Claimant lawyers have attacked motor insurers for failing to pass on to consumers £367m in savings they have seen because of the impact of Covid-19 in reducing injury claims.
Mike Benner, chief executive of the Association of Personal Injury Lawyers, said this figure would only increase, with claim numbers set to stay below pre-Covid levels.
He noted that the Financial Conduct Authority wrote to insurers last month to remind them to “review the value of their products in light of the impacts of coronavirus”.
Writing on the APIL website, Mr Benner said: “Let’s leave aside the fact that the regulator shouldn’t need to ‘remind’ big business of such basic matters as ensuring a fair deal for consumers.
“It is pretty clear that there is concern that harm could be caused to consumers where insurance products have not delivered the intended value to people during the pandemic.”
According to the Association of British Insurers (ABI), the cost of motor insurance is the lowest it has been for four years, with premiums in the third quarter of 2020 £8 lower, on average, than the same period last year.
But it said there were continued cost pressures, including rising repair bills and the delay in introducing personal injury reforms.
Mr Benner argued that the premium reductions “do not come close” to reflecting the reduced payouts due to Covid.

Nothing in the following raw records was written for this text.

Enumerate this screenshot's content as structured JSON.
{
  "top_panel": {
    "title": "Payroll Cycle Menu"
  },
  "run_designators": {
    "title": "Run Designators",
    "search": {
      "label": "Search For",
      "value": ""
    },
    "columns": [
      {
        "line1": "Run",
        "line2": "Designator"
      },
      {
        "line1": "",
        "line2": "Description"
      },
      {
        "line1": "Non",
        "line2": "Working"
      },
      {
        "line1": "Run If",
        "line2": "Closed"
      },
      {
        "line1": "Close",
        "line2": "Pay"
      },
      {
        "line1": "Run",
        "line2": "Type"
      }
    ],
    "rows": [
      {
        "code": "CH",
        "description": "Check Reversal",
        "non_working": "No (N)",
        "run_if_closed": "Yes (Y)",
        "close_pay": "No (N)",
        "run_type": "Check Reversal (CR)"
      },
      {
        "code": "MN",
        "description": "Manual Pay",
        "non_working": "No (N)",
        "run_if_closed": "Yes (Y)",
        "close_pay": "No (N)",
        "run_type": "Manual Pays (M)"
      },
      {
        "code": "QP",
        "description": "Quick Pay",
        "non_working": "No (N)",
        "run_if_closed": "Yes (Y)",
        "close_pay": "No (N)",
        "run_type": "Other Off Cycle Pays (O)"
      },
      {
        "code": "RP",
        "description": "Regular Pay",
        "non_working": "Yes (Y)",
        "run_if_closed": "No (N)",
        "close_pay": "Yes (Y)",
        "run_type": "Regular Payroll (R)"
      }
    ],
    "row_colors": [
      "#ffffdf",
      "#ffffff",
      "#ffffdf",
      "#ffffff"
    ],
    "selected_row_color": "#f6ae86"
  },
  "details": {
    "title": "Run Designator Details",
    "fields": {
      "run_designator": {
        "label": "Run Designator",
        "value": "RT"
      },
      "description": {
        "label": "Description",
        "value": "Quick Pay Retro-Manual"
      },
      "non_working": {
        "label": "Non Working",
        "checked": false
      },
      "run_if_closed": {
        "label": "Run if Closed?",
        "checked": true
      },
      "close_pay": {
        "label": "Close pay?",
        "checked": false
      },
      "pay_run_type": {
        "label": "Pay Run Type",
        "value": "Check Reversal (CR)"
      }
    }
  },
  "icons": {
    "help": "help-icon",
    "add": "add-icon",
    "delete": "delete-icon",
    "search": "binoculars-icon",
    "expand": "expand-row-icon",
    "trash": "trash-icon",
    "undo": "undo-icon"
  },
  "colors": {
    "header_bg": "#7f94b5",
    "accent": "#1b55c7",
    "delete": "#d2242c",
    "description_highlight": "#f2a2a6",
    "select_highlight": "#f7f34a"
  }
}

He said the number of injury claims notified to car insurers in the second quarter of 2020 fell by 62%, and 49% by value, equating to £367m. Over the same period, the average motor insurance premium fell by “a meagre” 3%.
“This £367m drop in injury claims is likely to represent a bottom line in terms of the savings which motor insurers will make as a result of the pandemic.
“This is because the value of injury claims received in further quarters is also likely to be significantly lower, as data from the Compensation Recovery Unit and [Ministry of Justice] portal shows PI claims remain well below their pre-Covid level.
“In essence, insurers are once again failing to ensure that reductions in injury claims are reflected in the car insurance premiums, despite spending years telling government that lower premiums would result if personal injury reforms were followed through.”
The Financial Conduct Authority told insurers that, by 3 December, they should review their product lines and act “where products have not delivered the intended value to customers”.
This could include providing alternative benefits, reducing premiums or partial refunds of premiums paid.
Representatives of both APIL and the ABI will be speaking at the PI Futures conference session on 23 November on next April’s whiplash reforms.